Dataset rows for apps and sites

====================

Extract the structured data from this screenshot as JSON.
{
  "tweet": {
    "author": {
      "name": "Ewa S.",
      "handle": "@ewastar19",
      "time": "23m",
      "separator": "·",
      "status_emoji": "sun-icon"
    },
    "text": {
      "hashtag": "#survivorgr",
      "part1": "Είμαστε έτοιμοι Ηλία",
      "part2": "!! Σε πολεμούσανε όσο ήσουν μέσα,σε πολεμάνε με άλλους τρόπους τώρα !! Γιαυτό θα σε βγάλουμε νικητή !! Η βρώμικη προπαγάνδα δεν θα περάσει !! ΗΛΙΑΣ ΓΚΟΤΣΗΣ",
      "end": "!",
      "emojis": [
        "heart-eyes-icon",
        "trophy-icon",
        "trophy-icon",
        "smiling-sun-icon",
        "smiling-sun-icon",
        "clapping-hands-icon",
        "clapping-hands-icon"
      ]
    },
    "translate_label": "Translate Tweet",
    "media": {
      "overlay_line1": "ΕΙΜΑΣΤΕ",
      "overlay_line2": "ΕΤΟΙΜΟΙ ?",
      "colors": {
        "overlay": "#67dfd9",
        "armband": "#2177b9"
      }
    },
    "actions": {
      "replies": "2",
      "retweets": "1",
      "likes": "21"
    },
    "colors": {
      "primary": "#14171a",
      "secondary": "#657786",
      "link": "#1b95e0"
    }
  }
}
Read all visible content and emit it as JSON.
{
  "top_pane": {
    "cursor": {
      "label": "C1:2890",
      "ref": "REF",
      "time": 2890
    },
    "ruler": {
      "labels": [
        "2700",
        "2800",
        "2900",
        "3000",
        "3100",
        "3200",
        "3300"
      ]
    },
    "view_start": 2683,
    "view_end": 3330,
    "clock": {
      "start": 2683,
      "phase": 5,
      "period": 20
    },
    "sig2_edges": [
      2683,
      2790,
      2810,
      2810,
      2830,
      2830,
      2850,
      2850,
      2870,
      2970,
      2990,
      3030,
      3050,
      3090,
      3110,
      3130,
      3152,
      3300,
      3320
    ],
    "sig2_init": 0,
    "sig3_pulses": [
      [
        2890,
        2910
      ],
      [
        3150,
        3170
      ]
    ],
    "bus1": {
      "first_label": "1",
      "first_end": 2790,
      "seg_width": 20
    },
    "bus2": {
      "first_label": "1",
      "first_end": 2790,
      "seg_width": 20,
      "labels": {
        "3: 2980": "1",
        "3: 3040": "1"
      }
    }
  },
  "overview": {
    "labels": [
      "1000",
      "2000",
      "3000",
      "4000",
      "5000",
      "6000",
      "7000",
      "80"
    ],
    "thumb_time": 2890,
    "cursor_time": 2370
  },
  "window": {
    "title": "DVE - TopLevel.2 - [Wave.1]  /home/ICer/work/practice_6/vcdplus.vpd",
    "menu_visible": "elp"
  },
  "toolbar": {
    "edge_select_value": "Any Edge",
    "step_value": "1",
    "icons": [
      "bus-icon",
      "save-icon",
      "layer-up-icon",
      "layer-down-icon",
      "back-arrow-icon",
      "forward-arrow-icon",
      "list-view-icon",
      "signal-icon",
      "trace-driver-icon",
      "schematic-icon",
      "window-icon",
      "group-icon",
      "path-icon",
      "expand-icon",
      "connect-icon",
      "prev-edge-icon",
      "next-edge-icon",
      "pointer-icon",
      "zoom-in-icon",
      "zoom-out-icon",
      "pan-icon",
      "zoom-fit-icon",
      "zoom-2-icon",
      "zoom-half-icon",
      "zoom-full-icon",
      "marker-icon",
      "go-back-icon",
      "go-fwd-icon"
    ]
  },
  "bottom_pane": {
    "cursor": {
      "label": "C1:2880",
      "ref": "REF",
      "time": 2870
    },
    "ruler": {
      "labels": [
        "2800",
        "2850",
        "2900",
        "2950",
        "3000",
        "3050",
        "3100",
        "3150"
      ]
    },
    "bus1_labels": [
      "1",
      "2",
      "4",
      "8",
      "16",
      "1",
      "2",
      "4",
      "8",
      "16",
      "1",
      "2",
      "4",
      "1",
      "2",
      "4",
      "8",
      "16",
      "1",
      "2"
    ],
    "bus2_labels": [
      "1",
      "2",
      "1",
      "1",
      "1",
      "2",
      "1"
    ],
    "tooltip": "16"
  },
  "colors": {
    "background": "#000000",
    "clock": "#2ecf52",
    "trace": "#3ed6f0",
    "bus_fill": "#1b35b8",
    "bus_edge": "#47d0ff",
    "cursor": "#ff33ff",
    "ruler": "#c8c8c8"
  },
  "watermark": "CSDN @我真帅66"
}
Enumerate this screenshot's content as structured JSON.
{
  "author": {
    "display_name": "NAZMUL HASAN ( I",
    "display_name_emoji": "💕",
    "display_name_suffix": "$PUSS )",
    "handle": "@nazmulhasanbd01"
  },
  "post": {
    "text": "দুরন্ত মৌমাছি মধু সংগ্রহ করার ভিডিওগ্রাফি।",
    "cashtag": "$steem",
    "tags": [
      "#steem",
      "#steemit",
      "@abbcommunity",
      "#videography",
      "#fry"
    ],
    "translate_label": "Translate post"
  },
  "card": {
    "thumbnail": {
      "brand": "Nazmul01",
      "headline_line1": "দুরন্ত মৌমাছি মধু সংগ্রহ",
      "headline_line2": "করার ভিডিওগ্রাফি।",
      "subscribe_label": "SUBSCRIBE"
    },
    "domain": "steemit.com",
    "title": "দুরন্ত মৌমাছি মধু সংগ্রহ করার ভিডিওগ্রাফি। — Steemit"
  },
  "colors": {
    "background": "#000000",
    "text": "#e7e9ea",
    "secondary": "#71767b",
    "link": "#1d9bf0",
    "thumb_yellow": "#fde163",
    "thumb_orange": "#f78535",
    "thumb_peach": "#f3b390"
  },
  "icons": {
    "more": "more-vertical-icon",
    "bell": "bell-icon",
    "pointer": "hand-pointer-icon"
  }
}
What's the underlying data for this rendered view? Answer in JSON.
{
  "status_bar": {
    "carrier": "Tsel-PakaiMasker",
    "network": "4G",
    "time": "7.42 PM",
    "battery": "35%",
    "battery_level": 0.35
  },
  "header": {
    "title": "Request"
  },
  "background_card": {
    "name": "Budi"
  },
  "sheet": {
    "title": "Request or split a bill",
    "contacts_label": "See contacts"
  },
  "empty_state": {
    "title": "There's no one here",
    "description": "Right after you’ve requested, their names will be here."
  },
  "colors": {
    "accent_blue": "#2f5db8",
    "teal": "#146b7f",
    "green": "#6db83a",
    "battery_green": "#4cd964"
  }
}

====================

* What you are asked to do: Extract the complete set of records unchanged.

* Exercise solution:
Extract the structured data from this screenshot as JSON.
{
  "tweet": {
    "author": {
      "name": "Ewa S.",
      "handle": "@ewastar19",
      "time": "23m",
      "separator": "·",
      "status_emoji": "sun-icon"
    },
    "text": {
      "hashtag": "#survivorgr",
      "part1": "Είμαστε έτοιμοι Ηλία",
      "part2": "!! Σε πολεμούσανε όσο ήσουν μέσα,σε πολεμάνε με άλλους τρόπους τώρα !! Γιαυτό θα σε βγάλουμε νικητή !! Η βρώμικη προπαγάνδα δεν θα περάσει !! ΗΛΙΑΣ ΓΚΟΤΣΗΣ",
      "end": "!",
      "emojis": [
        "heart-eyes-icon",
        "trophy-icon",
        "trophy-icon",
        "smiling-sun-icon",
        "smiling-sun-icon",
        "clapping-hands-icon",
        "clapping-hands-icon"
      ]
    },
    "translate_label": "Translate Tweet",
    "media": {
      "overlay_line1": "ΕΙΜΑΣΤΕ",
      "overlay_line2": "ΕΤΟΙΜΟΙ ?",
      "colors": {
        "overlay": "#67dfd9",
        "armband": "#2177b9"
      }
    },
    "actions": {
      "replies": "2",
      "retweets": "1",
      "likes": "21"
    },
    "colors": {
      "primary": "#14171a",
      "secondary": "#657786",
      "link": "#1b95e0"
    }
  }
}
Read all visible content and emit it as JSON.
{
  "top_pane": {
    "cursor": {
      "label": "C1:2890",
      "ref": "REF",
      "time": 2890
    },
    "ruler": {
      "labels": [
        "2700",
        "2800",
        "2900",
        "3000",
        "3100",
        "3200",
        "3300"
      ]
    },
    "view_start": 2683,
    "view_end": 3330,
    "clock": {
      "start": 2683,
      "phase": 5,
      "period": 20
    },
    "sig2_edges": [
      2683,
      2790,
      2810,
      2810,
      2830,
      2830,
      2850,
      2850,
      2870,
      2970,
      2990,
      3030,
      3050,
      3090,
      3110,
      3130,
      3152,
      3300,
      3320
    ],
    "sig2_init": 0,
    "sig3_pulses": [
      [
        2890,
        2910
      ],
      [
        3150,
        3170
      ]
    ],
    "bus1": {
      "first_label": "1",
      "first_end": 2790,
      "seg_width": 20
    },
    "bus2": {
      "first_label": "1",
      "first_end": 2790,
      "seg_width": 20,
      "labels": {
        "3: 2980": "1",
        "3: 3040": "1"
      }
    }
  },
  "overview": {
    "labels": [
      "1000",
      "2000",
      "3000",
      "4000",
      "5000",
      "6000",
      "7000",
      "80"
    ],
    "thumb_time": 2890,
    "cursor_time": 2370
  },
  "window": {
    "title": "DVE - TopLevel.2 - [Wave.1]  /home/ICer/work/practice_6/vcdplus.vpd",
    "menu_visible": "elp"
  },
  "toolbar": {
    "edge_select_value": "Any Edge",
    "step_value": "1",
    "icons": [
      "bus-icon",
      "save-icon",
      "layer-up-icon",
      "layer-down-icon",
      "back-arrow-icon",
      "forward-arrow-icon",
      "list-view-icon",
      "signal-icon",
      "trace-driver-icon",
      "schematic-icon",
      "window-icon",
      "group-icon",
      "path-icon",
      "expand-icon",
      "connect-icon",
      "prev-edge-icon",
      "next-edge-icon",
      "pointer-icon",
      "zoom-in-icon",
      "zoom-out-icon",
      "pan-icon",
      "zoom-fit-icon",
      "zoom-2-icon",
      "zoom-half-icon",
      "zoom-full-icon",
      "marker-icon",
      "go-back-icon",
      "go-fwd-icon"
    ]
  },
  "bottom_pane": {
    "cursor": {
      "label": "C1:2880",
      "ref": "REF",
      "time": 2870
    },
    "ruler": {
      "labels": [
        "2800",
        "2850",
        "2900",
        "2950",
        "3000",
        "3050",
        "3100",
        "3150"
      ]
    },
    "bus1_labels": [
      "1",
      "2",
      "4",
      "8",
      "16",
      "1",
      "2",
      "4",
      "8",
      "16",
      "1",
      "2",
      "4",
      "1",
      "2",
      "4",
      "8",
      "16",
      "1",
      "2"
    ],
    "bus2_labels": [
      "1",
      "2",
      "1",
      "1",
      "1",
      "2",
      "1"
    ],
    "tooltip": "16"
  },
  "colors": {
    "background": "#000000",
    "clock": "#2ecf52",
    "trace": "#3ed6f0",
    "bus_fill": "#1b35b8",
    "bus_edge": "#47d0ff",
    "cursor": "#ff33ff",
    "ruler": "#c8c8c8"
  },
  "watermark": "CSDN @我真帅66"
}
Enumerate this screenshot's content as structured JSON.
{
  "author": {
    "display_name": "NAZMUL HASAN ( I",
    "display_name_emoji": "💕",
    "display_name_suffix": "$PUSS )",
    "handle": "@nazmulhasanbd01"
  },
  "post": {
    "text": "দুরন্ত মৌমাছি মধু সংগ্রহ করার ভিডিওগ্রাফি।",
    "cashtag": "$steem",
    "tags": [
      "#steem",
      "#steemit",
      "@abbcommunity",
      "#videography",
      "#fry"
    ],
    "translate_label": "Translate post"
  },
  "card": {
    "thumbnail": {
      "brand": "Nazmul01",
      "headline_line1": "দুরন্ত মৌমাছি মধু সংগ্রহ",
      "headline_line2": "করার ভিডিওগ্রাফি।",
      "subscribe_label": "SUBSCRIBE"
    },
    "domain": "steemit.com",
    "title": "দুরন্ত মৌমাছি মধু সংগ্রহ করার ভিডিওগ্রাফি। — Steemit"
  },
  "colors": {
    "background": "#000000",
    "text": "#e7e9ea",
    "secondary": "#71767b",
    "link": "#1d9bf0",
    "thumb_yellow": "#fde163",
    "thumb_orange": "#f78535",
    "thumb_peach": "#f3b390"
  },
  "icons": {
    "more": "more-vertical-icon",
    "bell": "bell-icon",
    "pointer": "hand-pointer-icon"
  }
}
What's the underlying data for this rendered view? Answer in JSON.
{
  "status_bar": {
    "carrier": "Tsel-PakaiMasker",
    "network": "4G",
    "time": "7.42 PM",
    "battery": "35%",
    "battery_level": 0.35
  },
  "header": {
    "title": "Request"
  },
  "background_card": {
    "name": "Budi"
  },
  "sheet": {
    "title": "Request or split a bill",
    "contacts_label": "See contacts"
  },
  "empty_state": {
    "title": "There's no one here",
    "description": "Right after you’ve requested, their names will be here."
  },
  "colors": {
    "accent_blue": "#2f5db8",
    "teal": "#146b7f",
    "green": "#6db83a",
    "battery_green": "#4cd964"
  }
}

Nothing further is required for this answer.